Two Thayer School of Engineering undergraduates edged out Latitude six-six to win the $25,000 first prize. Shinri Kamei and Krystyna Miles and their company Tray Bien also took home the $2,500 People’s Choice Award for their innovative serving tray design. Third place and $5,000 went to Dartmouth student Sebastian DeLuca’s PromoteU, which is developing a platform for companies to manage their brand ambassador programs on college campuses.
The conference attracted 500 attendees, including students, faculty, community members, and alumni. The energy and excitement of the daylong-event was palpable, with classrooms overflowing during morning and afternoon panel discussions focused on topics ranging from attracting seed money to pitching an idea to decision making. “Dartmouth Ventures is about creating a hub for entrepreneurship, while showcasing the new companies that are coming out of the Dartmouth community,” said Joaquin Villarreal T’08, manager of the Entrepreneurship Initiative at Tuck.
The Startup Showcase portion of the conference featured 25 up-and-coming companies from the Dartmouth community, whose founders stood next to laptops or displays and continuously made their business pitch to conference attendees. Between sessions, the halls of Tuck teemed with students and faculty rushing to the next discussion, often stopping just long enough to hear one or two presentations.
The highlight of the Dartmouth Ventures Conference was undoubtedly the final round of the Entrepreneurship Contest, held at the end of the day in Georgiopoulos Classroom. In a scene reminiscent of the television show “Shark Tank,” each of the three finalists made their presentations to the panel of judges: Jeff Blackburn D’91, senior vice president, business development, Amazon; Dan Richards T’03, founder and CEO, Global Rescue; and Matt Rightmire T’96, managing director, Borealis Ventures.
The winners, Kamei and Miles, say they look forward to pouring their winnings back into the company as they take their next step: locating capital to commence production. After an introduction to a restaurant supply executive—an encounter facilitated by the Dartmouth network—the students attended a trade show in March, where they received more than 2,000 pre-orders for Tray Bien in just two days. “We keep saying to each other that this would not have happened if we weren’t at Dartmouth and if not for our mentors,” said Kamei, whose product will retail for $32.

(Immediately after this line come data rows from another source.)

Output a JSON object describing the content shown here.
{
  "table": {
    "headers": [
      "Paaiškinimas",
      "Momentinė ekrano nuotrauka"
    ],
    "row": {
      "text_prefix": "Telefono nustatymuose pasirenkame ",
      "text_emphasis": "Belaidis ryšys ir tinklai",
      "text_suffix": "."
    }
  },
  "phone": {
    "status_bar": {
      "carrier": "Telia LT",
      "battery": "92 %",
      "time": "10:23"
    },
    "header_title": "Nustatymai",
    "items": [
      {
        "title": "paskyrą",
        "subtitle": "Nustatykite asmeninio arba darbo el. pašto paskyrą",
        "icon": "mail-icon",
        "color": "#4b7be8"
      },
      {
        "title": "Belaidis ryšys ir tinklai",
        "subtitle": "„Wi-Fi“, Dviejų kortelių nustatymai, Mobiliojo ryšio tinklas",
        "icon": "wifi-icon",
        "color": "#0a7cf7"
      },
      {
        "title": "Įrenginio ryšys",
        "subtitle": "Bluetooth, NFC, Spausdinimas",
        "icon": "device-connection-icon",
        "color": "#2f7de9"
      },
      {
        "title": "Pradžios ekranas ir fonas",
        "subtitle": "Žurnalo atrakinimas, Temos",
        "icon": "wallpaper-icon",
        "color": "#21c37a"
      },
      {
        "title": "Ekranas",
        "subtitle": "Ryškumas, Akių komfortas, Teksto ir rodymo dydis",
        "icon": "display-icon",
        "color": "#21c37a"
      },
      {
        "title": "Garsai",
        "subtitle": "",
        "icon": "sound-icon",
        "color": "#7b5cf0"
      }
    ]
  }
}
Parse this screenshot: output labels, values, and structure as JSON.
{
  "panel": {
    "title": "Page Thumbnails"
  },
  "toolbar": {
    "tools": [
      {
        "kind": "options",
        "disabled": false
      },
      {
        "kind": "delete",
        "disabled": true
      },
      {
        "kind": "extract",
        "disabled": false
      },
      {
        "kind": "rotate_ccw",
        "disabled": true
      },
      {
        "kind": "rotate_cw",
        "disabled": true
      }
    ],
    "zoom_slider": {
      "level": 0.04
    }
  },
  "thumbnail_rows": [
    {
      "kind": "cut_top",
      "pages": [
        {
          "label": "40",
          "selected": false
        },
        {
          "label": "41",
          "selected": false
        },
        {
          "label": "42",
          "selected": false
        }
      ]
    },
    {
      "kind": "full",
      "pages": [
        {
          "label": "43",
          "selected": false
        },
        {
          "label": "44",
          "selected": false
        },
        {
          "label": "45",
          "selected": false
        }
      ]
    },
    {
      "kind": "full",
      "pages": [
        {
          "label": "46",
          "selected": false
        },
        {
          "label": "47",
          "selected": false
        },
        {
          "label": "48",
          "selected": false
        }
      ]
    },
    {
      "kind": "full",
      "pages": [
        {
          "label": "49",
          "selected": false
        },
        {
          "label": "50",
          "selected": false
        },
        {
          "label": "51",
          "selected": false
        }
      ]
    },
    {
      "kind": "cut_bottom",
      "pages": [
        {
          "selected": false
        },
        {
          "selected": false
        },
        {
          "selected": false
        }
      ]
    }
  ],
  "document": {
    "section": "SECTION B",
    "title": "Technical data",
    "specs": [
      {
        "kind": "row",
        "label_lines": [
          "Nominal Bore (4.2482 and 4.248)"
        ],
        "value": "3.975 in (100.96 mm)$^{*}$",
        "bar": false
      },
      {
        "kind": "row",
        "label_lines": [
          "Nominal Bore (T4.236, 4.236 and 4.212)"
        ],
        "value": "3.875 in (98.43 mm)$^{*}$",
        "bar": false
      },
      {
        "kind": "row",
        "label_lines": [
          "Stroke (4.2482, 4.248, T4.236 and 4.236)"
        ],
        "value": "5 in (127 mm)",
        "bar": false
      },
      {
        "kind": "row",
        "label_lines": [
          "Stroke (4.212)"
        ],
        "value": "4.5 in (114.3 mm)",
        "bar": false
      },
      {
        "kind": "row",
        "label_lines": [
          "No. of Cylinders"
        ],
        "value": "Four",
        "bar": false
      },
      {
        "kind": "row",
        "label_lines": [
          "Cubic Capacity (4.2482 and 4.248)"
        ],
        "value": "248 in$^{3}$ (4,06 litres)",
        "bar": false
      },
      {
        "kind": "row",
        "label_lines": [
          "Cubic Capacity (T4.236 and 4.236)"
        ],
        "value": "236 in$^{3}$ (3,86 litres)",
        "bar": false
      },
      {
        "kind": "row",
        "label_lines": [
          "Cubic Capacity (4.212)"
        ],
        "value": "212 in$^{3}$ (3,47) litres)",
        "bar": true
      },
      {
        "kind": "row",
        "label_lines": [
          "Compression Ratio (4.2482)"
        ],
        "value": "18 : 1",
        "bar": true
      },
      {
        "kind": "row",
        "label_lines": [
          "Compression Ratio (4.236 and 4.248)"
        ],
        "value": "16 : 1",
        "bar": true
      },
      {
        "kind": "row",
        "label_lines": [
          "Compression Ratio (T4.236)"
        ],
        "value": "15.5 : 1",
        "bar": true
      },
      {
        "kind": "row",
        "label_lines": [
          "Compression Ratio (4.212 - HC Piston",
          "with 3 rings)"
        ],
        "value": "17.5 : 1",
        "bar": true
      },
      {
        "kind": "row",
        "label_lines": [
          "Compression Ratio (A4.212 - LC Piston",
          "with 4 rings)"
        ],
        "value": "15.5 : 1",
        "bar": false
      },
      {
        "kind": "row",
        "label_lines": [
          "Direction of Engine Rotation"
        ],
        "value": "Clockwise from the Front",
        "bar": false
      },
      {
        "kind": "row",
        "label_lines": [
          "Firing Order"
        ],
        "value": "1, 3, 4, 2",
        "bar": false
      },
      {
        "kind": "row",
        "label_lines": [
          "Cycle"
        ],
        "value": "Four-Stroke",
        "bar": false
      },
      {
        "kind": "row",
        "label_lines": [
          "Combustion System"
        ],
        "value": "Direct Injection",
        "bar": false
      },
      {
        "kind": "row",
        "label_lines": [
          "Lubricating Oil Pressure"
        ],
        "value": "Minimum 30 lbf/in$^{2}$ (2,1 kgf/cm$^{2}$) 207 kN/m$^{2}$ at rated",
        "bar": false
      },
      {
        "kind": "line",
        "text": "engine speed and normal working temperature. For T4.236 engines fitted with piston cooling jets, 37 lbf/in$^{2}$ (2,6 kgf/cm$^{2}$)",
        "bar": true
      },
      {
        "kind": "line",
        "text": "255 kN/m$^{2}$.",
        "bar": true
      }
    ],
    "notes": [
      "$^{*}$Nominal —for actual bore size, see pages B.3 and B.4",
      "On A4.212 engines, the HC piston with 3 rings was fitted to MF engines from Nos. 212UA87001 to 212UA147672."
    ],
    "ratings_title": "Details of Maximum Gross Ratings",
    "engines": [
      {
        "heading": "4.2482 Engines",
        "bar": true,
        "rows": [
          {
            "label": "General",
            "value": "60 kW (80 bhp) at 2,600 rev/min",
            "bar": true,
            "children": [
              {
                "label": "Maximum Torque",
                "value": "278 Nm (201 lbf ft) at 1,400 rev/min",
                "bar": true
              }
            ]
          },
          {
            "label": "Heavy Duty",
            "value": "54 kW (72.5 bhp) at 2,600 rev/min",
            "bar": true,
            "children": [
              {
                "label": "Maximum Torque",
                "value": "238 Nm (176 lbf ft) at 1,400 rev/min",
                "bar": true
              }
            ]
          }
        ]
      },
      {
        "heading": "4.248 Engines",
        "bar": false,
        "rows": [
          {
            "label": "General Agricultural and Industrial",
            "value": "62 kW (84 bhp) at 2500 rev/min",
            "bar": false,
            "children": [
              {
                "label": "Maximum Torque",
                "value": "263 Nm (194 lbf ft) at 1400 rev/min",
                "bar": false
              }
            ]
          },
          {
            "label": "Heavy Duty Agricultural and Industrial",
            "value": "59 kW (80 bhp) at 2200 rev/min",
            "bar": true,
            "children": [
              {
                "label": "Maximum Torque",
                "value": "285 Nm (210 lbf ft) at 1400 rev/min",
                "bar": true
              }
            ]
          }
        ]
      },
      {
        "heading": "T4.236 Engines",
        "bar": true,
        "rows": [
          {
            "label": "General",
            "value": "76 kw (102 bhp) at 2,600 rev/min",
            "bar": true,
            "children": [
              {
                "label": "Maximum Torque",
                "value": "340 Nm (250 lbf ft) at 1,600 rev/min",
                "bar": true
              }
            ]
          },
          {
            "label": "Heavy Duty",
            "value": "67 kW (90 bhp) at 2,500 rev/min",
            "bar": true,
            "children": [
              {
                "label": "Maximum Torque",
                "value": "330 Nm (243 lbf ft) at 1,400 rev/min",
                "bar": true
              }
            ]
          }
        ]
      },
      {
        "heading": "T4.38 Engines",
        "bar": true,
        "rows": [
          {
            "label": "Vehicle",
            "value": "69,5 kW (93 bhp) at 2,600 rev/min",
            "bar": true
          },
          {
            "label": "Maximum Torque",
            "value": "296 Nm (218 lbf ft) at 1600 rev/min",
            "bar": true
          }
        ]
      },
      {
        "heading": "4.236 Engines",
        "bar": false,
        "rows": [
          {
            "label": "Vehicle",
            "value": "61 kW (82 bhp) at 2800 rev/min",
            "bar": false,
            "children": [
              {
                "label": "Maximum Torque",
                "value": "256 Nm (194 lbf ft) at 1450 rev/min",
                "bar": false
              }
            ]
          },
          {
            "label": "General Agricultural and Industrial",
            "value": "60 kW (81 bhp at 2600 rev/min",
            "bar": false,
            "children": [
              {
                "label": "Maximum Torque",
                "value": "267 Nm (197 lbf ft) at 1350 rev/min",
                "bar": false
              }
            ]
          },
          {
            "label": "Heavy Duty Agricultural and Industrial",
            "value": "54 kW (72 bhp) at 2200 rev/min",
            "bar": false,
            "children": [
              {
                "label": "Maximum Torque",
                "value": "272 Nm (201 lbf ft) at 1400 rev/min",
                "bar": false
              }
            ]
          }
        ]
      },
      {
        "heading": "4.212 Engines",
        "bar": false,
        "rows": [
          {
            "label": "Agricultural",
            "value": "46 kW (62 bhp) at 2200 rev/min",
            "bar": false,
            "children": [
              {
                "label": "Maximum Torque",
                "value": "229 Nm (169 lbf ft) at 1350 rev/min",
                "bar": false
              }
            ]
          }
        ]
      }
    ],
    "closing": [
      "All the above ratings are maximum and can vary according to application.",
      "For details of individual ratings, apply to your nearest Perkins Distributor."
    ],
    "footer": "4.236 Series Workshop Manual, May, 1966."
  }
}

“We have learned so much this past week with Dartmouth Ventures. It’s been the most exciting time of our Dartmouth careers—and possibly our lives,” added Miles.